How is it possible that human beings can be both good and evil? The editor of DayPoems will gladly assist in putting interested parties in contact with the authors. The poet in this stanza discusses the physical characteristics of the almighty creator, contemplating about his various physical features. Learn more about what you can do to help them. What dread grasp Dare its deadly terrors clasp? Copyright The DayPoems web site, www. He feels that this tiger is allotted immense physical strength as it can wield its command over weaker animals. When the stars threw down their spears, And watered heaven with their tears, Did He smile His work to see? Stanza 2 In what distant deep or skies Burnt the fire of thine eyes? We have not only the lamb Christ like humility but also the tiger like quality for spiritual revolution and freedom from falsities.

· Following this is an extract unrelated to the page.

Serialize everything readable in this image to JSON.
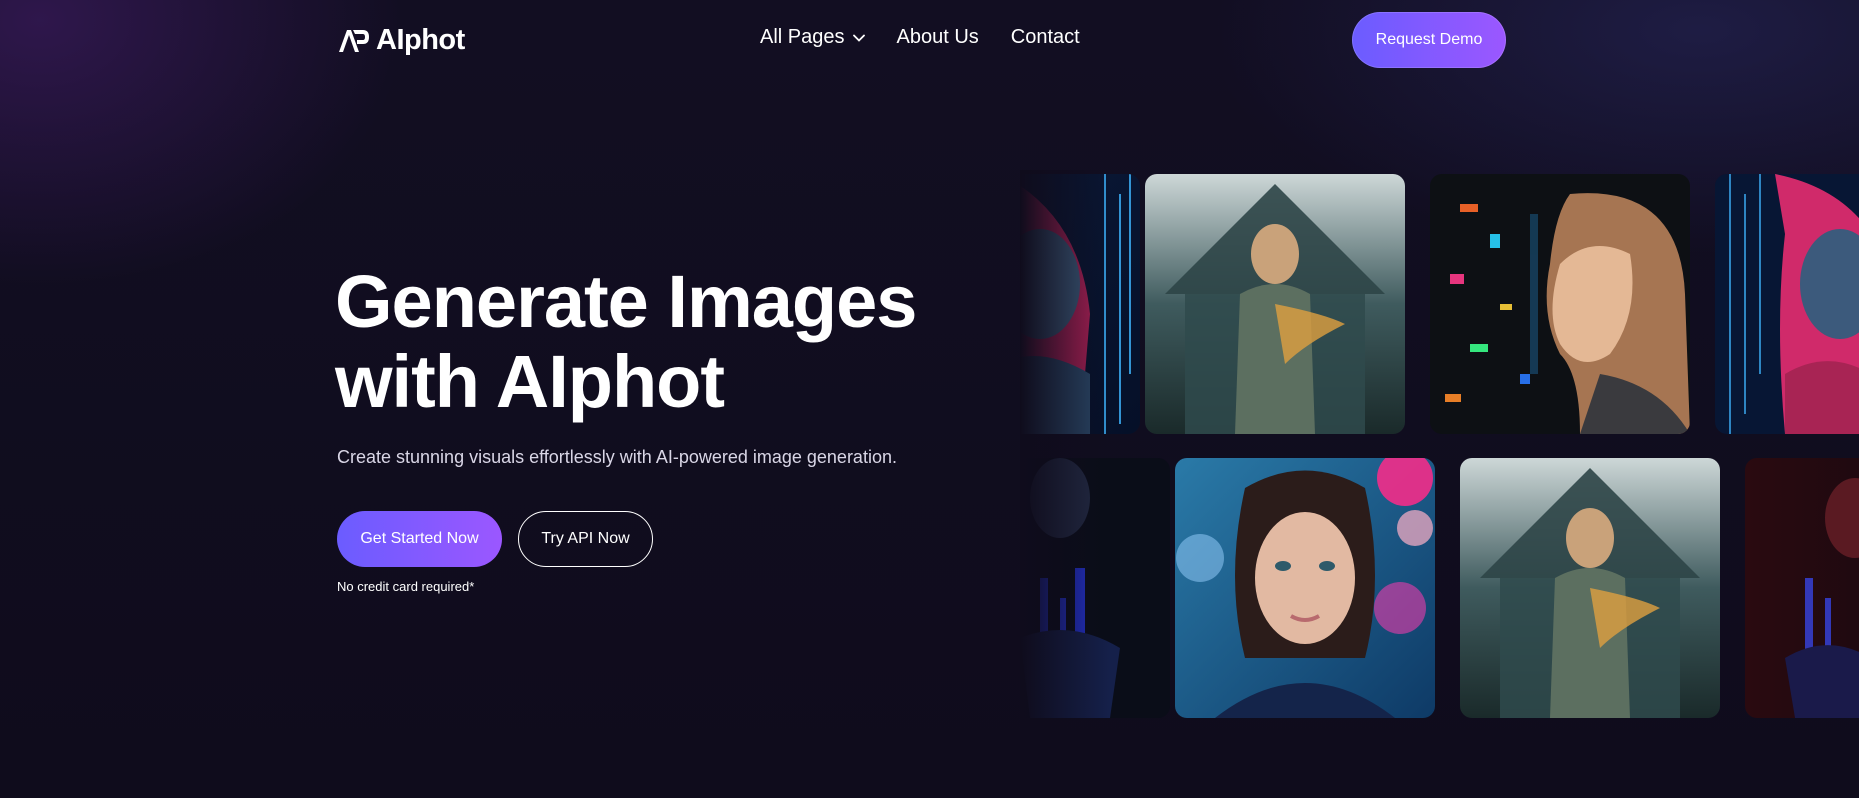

Did He who made the lamb make thee? It also represents the double potentials in any human being. As the poem leads on gradually, the poem clearly makes it a point to discuss God as an entity as opposed to the tyger. She has also edited and cotranslated The Ink Dark Moon: Poems by Ono no Komachi and Izumi Shikibu, Women of the Ancient Court of Japan Vintage Books, 1990 with Mariko Aratani; Mirabai: Ecstatic Poems Beacon Press, 2006 with Robert Bly; Women in Praise of the Sacred: Forty-Three Centuries of Spiritual Poetry by Women HarperCollins, 1994 ; and an ebook on Basho, The Heart of Haiku 2011. The aim of the poet was to demonstrate the contrarian nature of the soul and human thought. In more general terms, what does the undeniable existence of evil and violence in the world tell us about the nature of God, and what does it mean to live in a world where a being can at once contain both beauty and horror? Get access to my on Warm Hearts Publishing.